RBA holds again in July

RBA holds again in July
RBA holds again in July

The RBA cash rate decision came out today with the rate unchanged at 1.5 percent.

The bank's last move saw it go to 1.5 percent at the August 2016 meeting.

It noted rising prices were easing and that some markets had declining prices.

Laing+Simmons Managing Director Leanne Pilkington said the RBA’s decision to leave rates on hold was the right one.

"A steady interest rate environment will continue to be crucial as the country – and mortgage holders – navigate various economic and political uncertainties.

“In the past week we’ve read reports that rates could move higher sooner rather than later, and that compounding rises over a relatively short period may materialise. This could jeopardise the safe landing that the Treasurer has prioritised,” Ms Pilkington says.

“Our forecast remains that there will be no further reduction to the Official Cash Rate (OCR) in 2017,” said HIA principal economist, Tim Reardon. 

“Comments issued by the Reserve Bank Governor today highlight that housing prices have been rising briskly in some markets and declining in others. 

“These patchy outcomes are consistent with the easing of conditions in the housing market. 

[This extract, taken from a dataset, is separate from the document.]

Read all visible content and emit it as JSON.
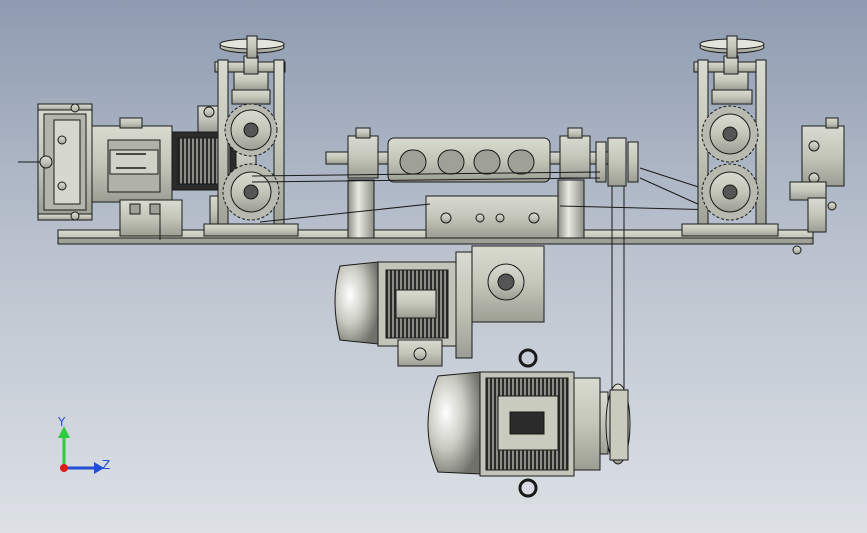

“The pressures on the RBA to respond to developments in the housing market have eased as the major mortgage lenders moved to increase interest rates on a number of riskier mortgage lending products. 

“Furthermore, the latest dwelling price figures showing that the market for established properties in the east coast capital cities may be cooling is likely to provide additional comfort," he said.

CoreLogic head of research Tim Lawless said it came as no surprise that the RBA has held the cash rate at 1.5 percent for its tenth consecutive meeting today.

"The decision comes on the back of upbeat labour market reports, with unemployment falling to 5.5 percent since the last meeting and a trend towards more job advertisements," he said.  

"While the jobs market appears to be strengthening, other factors remain subdued, with wages growth tracking along record lows at just 1.9 percent per annum and core inflation below the target range of 2-3 percent.

"Furthermore, a steady cash rate from the RBA against increasingly hawkish sentiments in Europe and the US stand to put downward pressure on the Australian dollar. This would serve as a welcome boost to Australian exports.

"Importantly, the housing market is showing signs of slowing, with CoreLogic’s home value indices reporting a 0.8 percent rise in dwelling values over the June quarter; the lowest quarterly growth rate since December 2015. 

"A controlled slowdown in housing market conditions would provide some comfort to policy makers that new macroprudential constraints are working to cool the high rate of capital gains in Sydney and Melbourne. 

"While the cash rate has remained on hold, the same can’t be said for mortgage rates, which have been edging higher since September last year. 

"Arguably, higher mortgage rates have done much of the heavy lifting in slowing down home value appreciation and cooling investment demand.  

"There is an expectation that mortgage rates will continue to rise, despite a steady cash rate setting, as lenders adjust their credit policies to accommodate the latest round of APRA mandates. 

"If this is the case, we expect investment activity will continue to moderate across the housing market, which could dampen housing market conditions further. 

"Slower housing market conditions and improvements in employment markets are certainly positive outcomes, however if wages growth and inflation remain subdued we can expect the cash rate to remain on hold over the short term."

Interest Rates Rba Rate Decision


Be the first one to comment on this article
What would you like to say about this project?